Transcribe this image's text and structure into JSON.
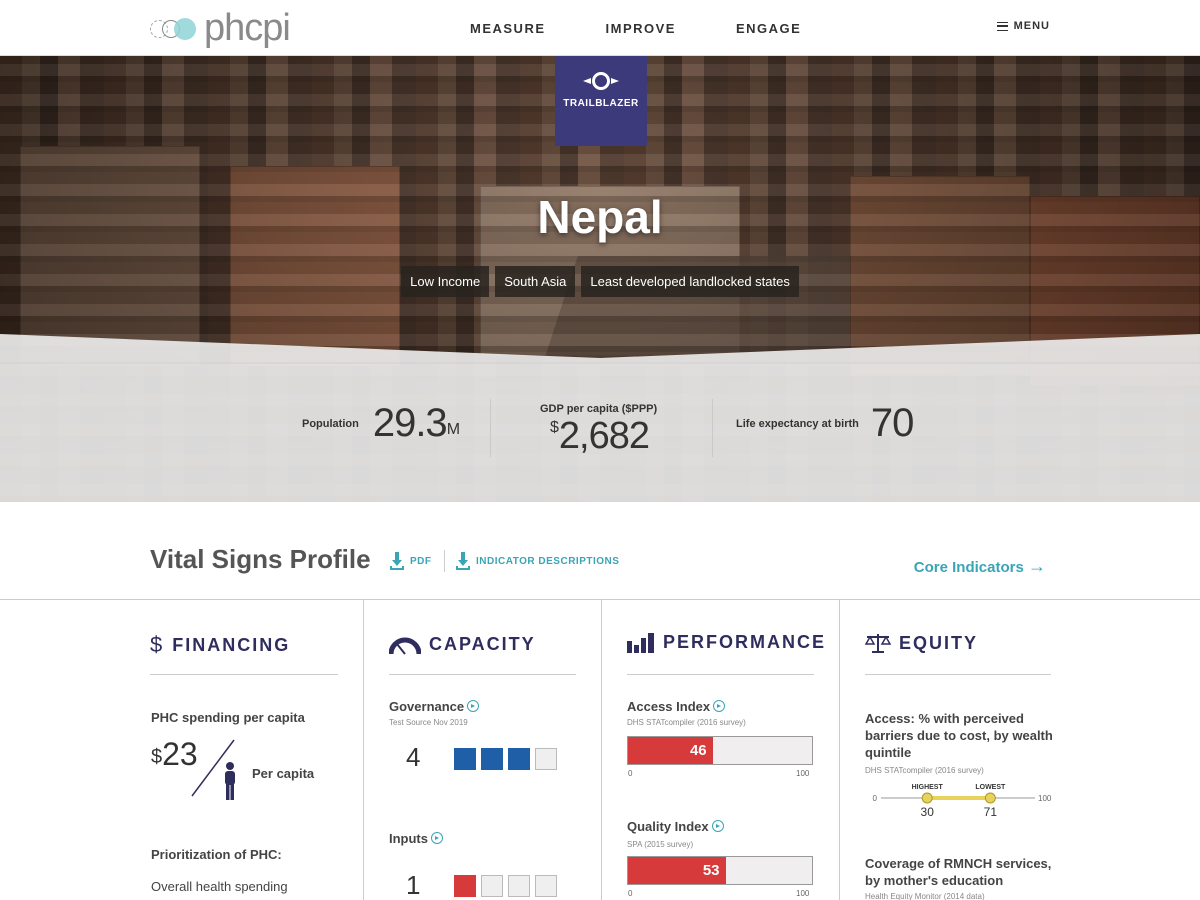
{
  "header": {
    "logo_text": "phcpi",
    "nav": [
      "MEASURE",
      "IMPROVE",
      "ENGAGE"
    ],
    "menu_label": "MENU"
  },
  "hero": {
    "badge": "TRAILBLAZER",
    "country": "Nepal",
    "tags": [
      "Low Income",
      "South Asia",
      "Least developed landlocked states"
    ]
  },
  "stats": {
    "population": {
      "label": "Population",
      "value": "29.3",
      "unit": "M"
    },
    "gdp": {
      "label": "GDP per capita ($PPP)",
      "currency": "$",
      "value": "2,682"
    },
    "life": {
      "label": "Life expectancy at birth",
      "value": "70"
    }
  },
  "profile": {
    "title": "Vital Signs Profile",
    "pdf_label": "PDF",
    "indicator_label": "INDICATOR DESCRIPTIONS",
    "core_link": "Core Indicators"
  },
  "financing": {
    "title": "FINANCING",
    "spending_label": "PHC spending per capita",
    "currency": "$",
    "spending_value": "23",
    "per_capita": "Per capita",
    "prioritization": "Prioritization of PHC:",
    "overall": "Overall health spending"
  },
  "capacity": {
    "title": "CAPACITY",
    "governance": {
      "label": "Governance",
      "source": "Test Source Nov 2019",
      "score": "4",
      "filled": 3
    },
    "inputs": {
      "label": "Inputs",
      "score": "1",
      "filled": 1
    }
  },
  "performance": {
    "title": "PERFORMANCE",
    "access": {
      "label": "Access Index",
      "source": "DHS STATcompiler (2016 survey)",
      "value": 46
    },
    "quality": {
      "label": "Quality Index",
      "source": "SPA (2015 survey)",
      "value": 53
    },
    "axis_min": "0",
    "axis_max": "100"
  },
  "equity": {
    "title": "EQUITY",
    "access_label": "Access: % with perceived barriers due to cost, by wealth quintile",
    "access_source": "DHS STATcompiler (2016 survey)",
    "highest_label": "HIGHEST",
    "lowest_label": "LOWEST",
    "highest_value": 30,
    "lowest_value": 71,
    "axis_min": "0",
    "axis_max": "100",
    "coverage_label": "Coverage of RMNCH services, by mother's education",
    "coverage_source": "Health Equity Monitor (2014 data)"
  },
  "colors": {
    "accent": "#3aa5b5",
    "navy": "#2e2d5e",
    "badge": "#3c3a7a",
    "red": "#d73a3a",
    "blue": "#1f5fa8"
  }
}
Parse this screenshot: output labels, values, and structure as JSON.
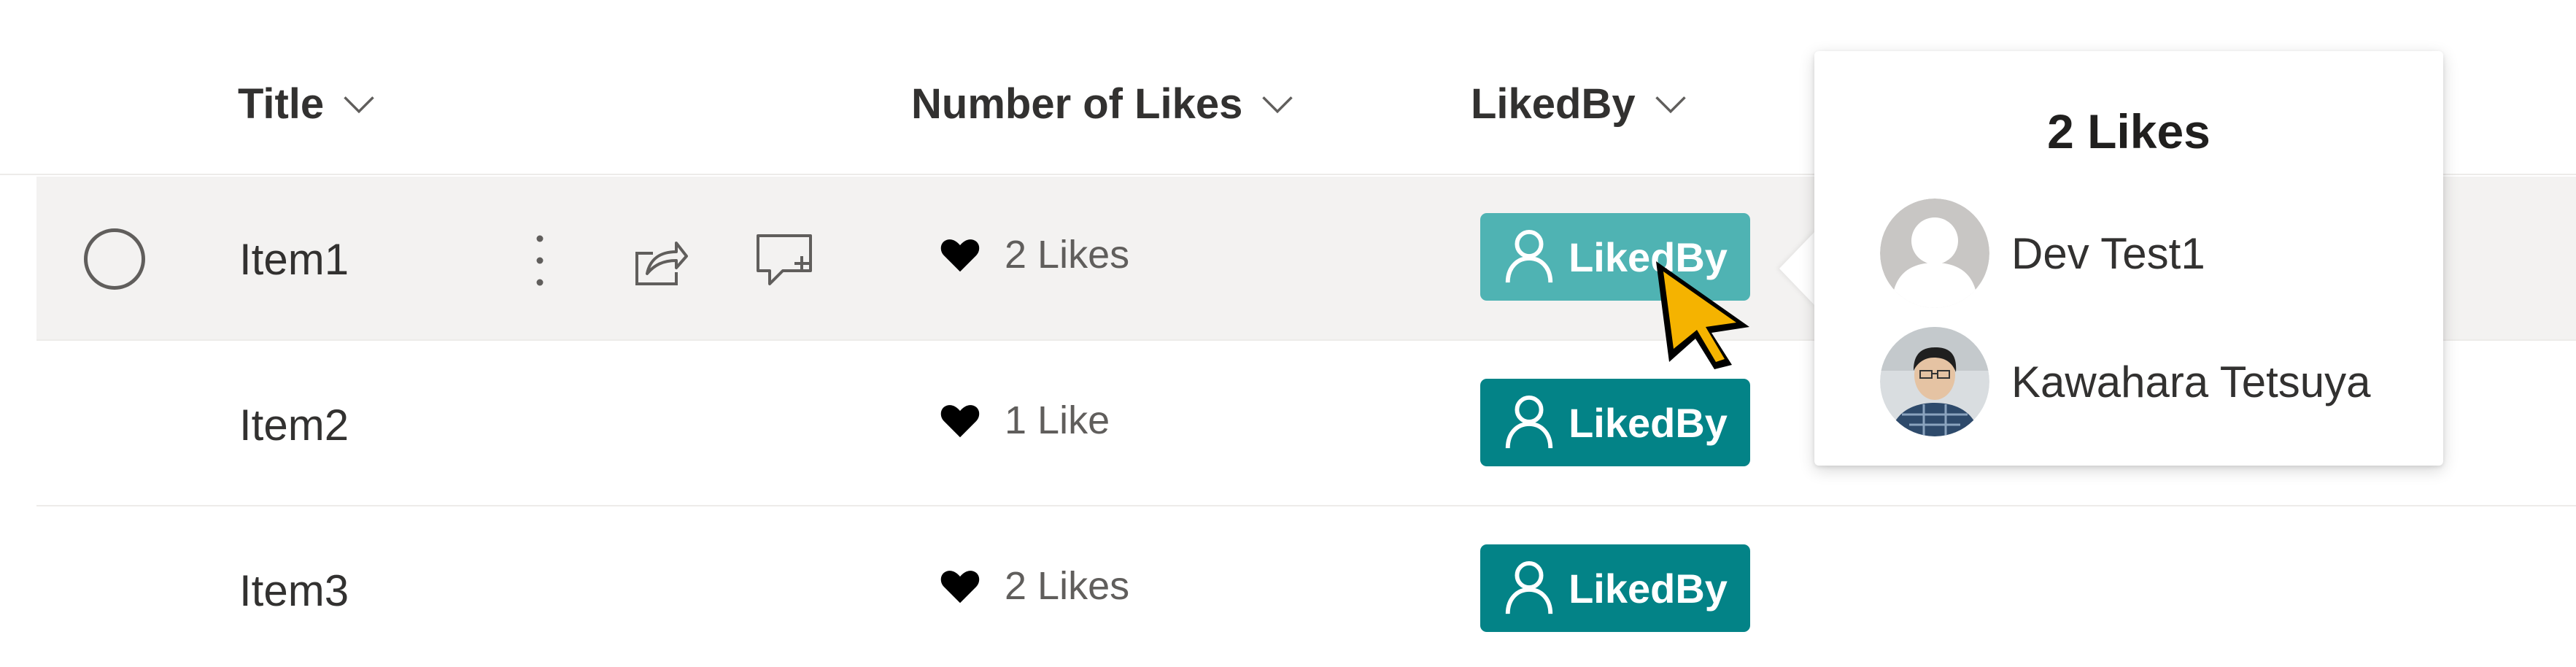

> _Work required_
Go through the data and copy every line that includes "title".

> _Solution to this task_
    "title": "Vital Signs Profile",
    "title": "FINANCING",
    "title": "CAPACITY",
    "title": "PERFORMANCE",
    "title": "EQUITY",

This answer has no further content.